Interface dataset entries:
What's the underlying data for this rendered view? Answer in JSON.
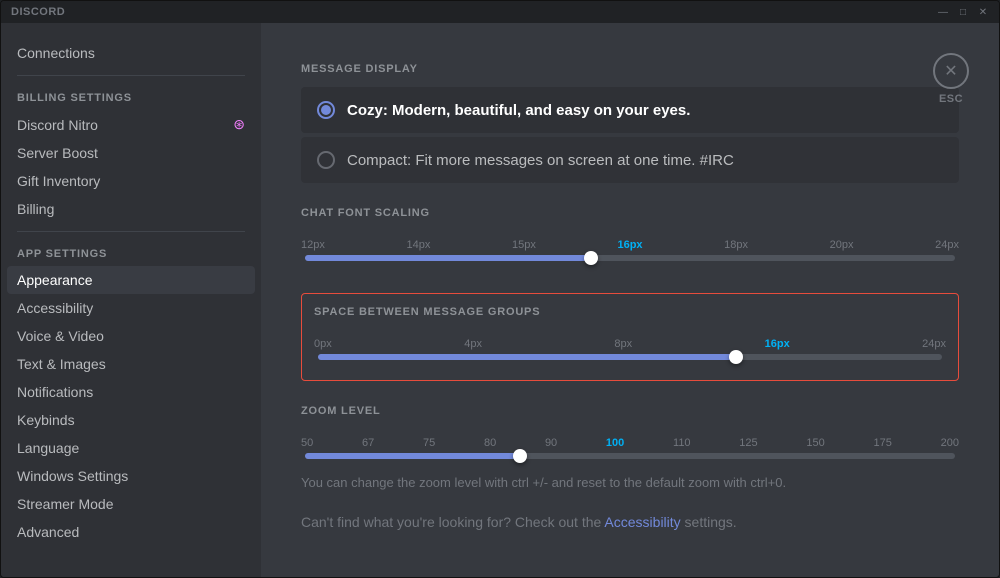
{
  "titlebar": {
    "title": "DISCORD",
    "minimize": "—",
    "maximize": "□",
    "close": "✕"
  },
  "sidebar": {
    "billing_section_label": "BILLING SETTINGS",
    "app_section_label": "APP SETTINGS",
    "items_top": [
      {
        "id": "connections",
        "label": "Connections",
        "active": false
      },
      {
        "id": "billing-divider",
        "type": "divider"
      }
    ],
    "billing_items": [
      {
        "id": "discord-nitro",
        "label": "Discord Nitro",
        "icon": "⊛",
        "active": false
      },
      {
        "id": "server-boost",
        "label": "Server Boost",
        "active": false
      },
      {
        "id": "gift-inventory",
        "label": "Gift Inventory",
        "active": false
      },
      {
        "id": "billing",
        "label": "Billing",
        "active": false
      }
    ],
    "app_items": [
      {
        "id": "appearance",
        "label": "Appearance",
        "active": true
      },
      {
        "id": "accessibility",
        "label": "Accessibility",
        "active": false
      },
      {
        "id": "voice-video",
        "label": "Voice & Video",
        "active": false
      },
      {
        "id": "text-images",
        "label": "Text & Images",
        "active": false
      },
      {
        "id": "notifications",
        "label": "Notifications",
        "active": false
      },
      {
        "id": "keybinds",
        "label": "Keybinds",
        "active": false
      },
      {
        "id": "language",
        "label": "Language",
        "active": false
      },
      {
        "id": "windows-settings",
        "label": "Windows Settings",
        "active": false
      },
      {
        "id": "streamer-mode",
        "label": "Streamer Mode",
        "active": false
      },
      {
        "id": "advanced",
        "label": "Advanced",
        "active": false
      }
    ]
  },
  "content": {
    "esc": "ESC",
    "message_display": {
      "section_title": "MESSAGE DISPLAY",
      "options": [
        {
          "id": "cozy",
          "label": "Cozy: Modern, beautiful, and easy on your eyes.",
          "selected": true
        },
        {
          "id": "compact",
          "label": "Compact: Fit more messages on screen at one time. #IRC",
          "selected": false
        }
      ]
    },
    "chat_font_scaling": {
      "section_title": "CHAT FONT SCALING",
      "ticks": [
        "12px",
        "14px",
        "15px",
        "16px",
        "18px",
        "20px",
        "24px"
      ],
      "active_tick": "16px",
      "active_tick_index": 3,
      "fill_percent": 44
    },
    "space_between_messages": {
      "section_title": "SPACE BETWEEN MESSAGE GROUPS",
      "ticks": [
        "0px",
        "4px",
        "8px",
        "16px",
        "24px"
      ],
      "active_tick": "16px",
      "active_tick_index": 3,
      "fill_percent": 67
    },
    "zoom_level": {
      "section_title": "ZOOM LEVEL",
      "ticks": [
        "50",
        "67",
        "75",
        "80",
        "90",
        "100",
        "110",
        "125",
        "150",
        "175",
        "200"
      ],
      "active_tick": "100",
      "active_tick_index": 5,
      "fill_percent": 33
    },
    "zoom_note": "You can change the zoom level with ctrl +/- and reset to the default zoom with ctrl+0.",
    "accessibility_note_prefix": "Can't find what you're looking for? Check out the ",
    "accessibility_link": "Accessibility",
    "accessibility_note_suffix": " settings."
  }
}
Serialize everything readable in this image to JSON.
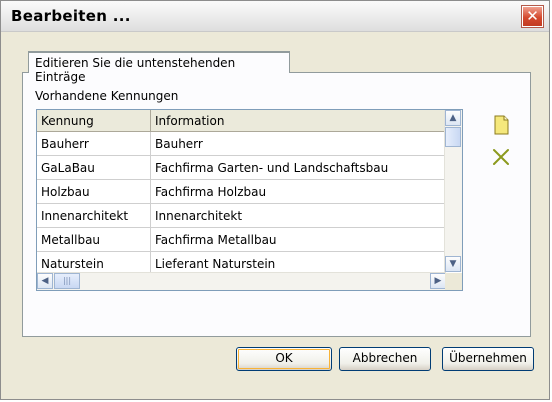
{
  "window": {
    "title": "Bearbeiten ...",
    "close_glyph": "✕"
  },
  "tab": {
    "label": "Editieren Sie die untenstehenden Einträge"
  },
  "group": {
    "label": "Vorhandene Kennungen"
  },
  "table": {
    "columns": [
      "Kennung",
      "Information"
    ],
    "rows": [
      [
        "Bauherr",
        "Bauherr"
      ],
      [
        "GaLaBau",
        "Fachfirma Garten- und Landschaftsbau"
      ],
      [
        "Holzbau",
        "Fachfirma Holzbau"
      ],
      [
        "Innenarchitekt",
        "Innenarchitekt"
      ],
      [
        "Metallbau",
        "Fachfirma Metallbau"
      ],
      [
        "Naturstein",
        "Lieferant Naturstein"
      ]
    ]
  },
  "side_buttons": {
    "new_icon": "new-document-icon",
    "delete_icon": "delete-x-icon"
  },
  "buttons": {
    "ok": "OK",
    "cancel": "Abbrechen",
    "apply": "Übernehmen"
  },
  "colors": {
    "close": "#d44a2f",
    "delete_icon": "#8c9a1e",
    "new_icon": "#f5e87c"
  }
}
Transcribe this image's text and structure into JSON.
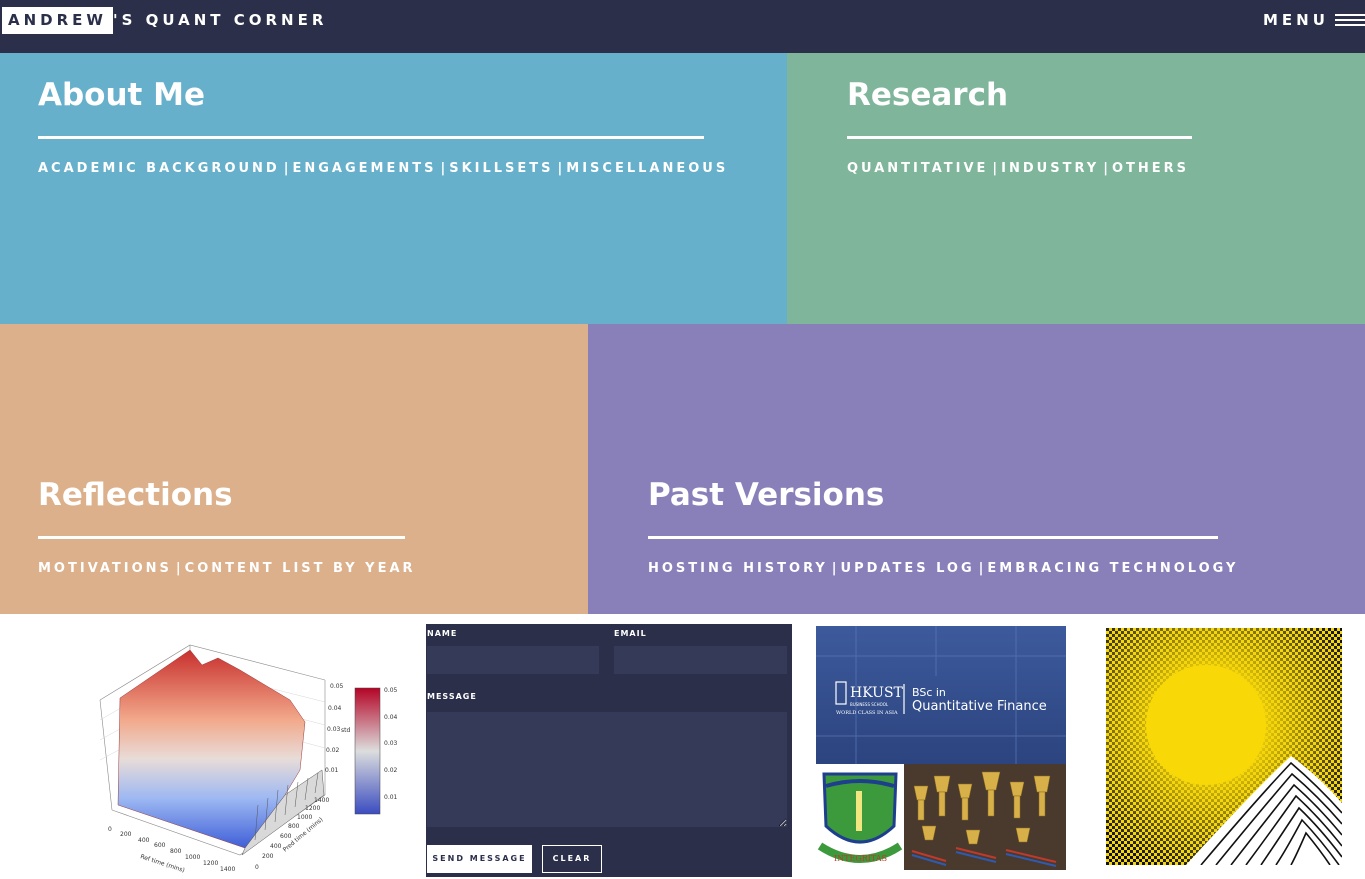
{
  "header": {
    "logo_box": "ANDREW",
    "logo_rest": "'S QUANT CORNER",
    "menu_label": "MENU"
  },
  "tiles": {
    "about": {
      "title": "About Me",
      "links": [
        "ACADEMIC BACKGROUND",
        "ENGAGEMENTS",
        "SKILLSETS",
        "MISCELLANEOUS"
      ],
      "color": "#67b0cb"
    },
    "research": {
      "title": "Research",
      "links": [
        "QUANTITATIVE",
        "INDUSTRY",
        "OTHERS"
      ],
      "color": "#7fb59b"
    },
    "reflections": {
      "title": "Reflections",
      "links": [
        "MOTIVATIONS",
        "CONTENT LIST BY YEAR"
      ],
      "color": "#dbb08b"
    },
    "past": {
      "title": "Past Versions",
      "links": [
        "HOSTING HISTORY",
        "UPDATES LOG",
        "EMBRACING TECHNOLOGY"
      ],
      "color": "#8a80b9"
    },
    "separator": "|"
  },
  "surface_plot": {
    "colorbar_ticks": [
      "0.05",
      "0.04",
      "0.03",
      "0.02",
      "0.01"
    ],
    "z_ticks": [
      "0.05",
      "0.04",
      "0.03",
      "0.02",
      "0.01"
    ],
    "z_label": "std",
    "x_ticks": [
      "0",
      "200",
      "400",
      "600",
      "800",
      "1000",
      "1200",
      "1400"
    ],
    "x_label": "Ref time (mins)",
    "y_ticks": [
      "0",
      "200",
      "400",
      "600",
      "800",
      "1000",
      "1200",
      "1400"
    ],
    "y_label": "Pred time (mins)"
  },
  "contact_form": {
    "name_label": "NAME",
    "email_label": "EMAIL",
    "message_label": "MESSAGE",
    "send_label": "SEND MESSAGE",
    "clear_label": "CLEAR"
  },
  "collage": {
    "school_name": "HKUST",
    "school_sub": "BUSINESS SCHOOL",
    "school_tagline": "WORLD CLASS IN ASIA",
    "program_line1": "BSc in",
    "program_line2": "Quantitative Finance",
    "crest_motto": "INTEGRITAS"
  },
  "colors": {
    "navy": "#2b2f4a",
    "about": "#67b0cb",
    "research": "#7fb59b",
    "reflections": "#dbb08b",
    "past": "#8a80b9",
    "pattern_yellow": "#f5d60a"
  }
}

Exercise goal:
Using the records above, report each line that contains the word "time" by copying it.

Solution:
          "label": "Compact: Fit more messages on screen at one time. #IRC",
    "x_label": "Ref time (mins)",
    "y_label": "Pred time (mins)"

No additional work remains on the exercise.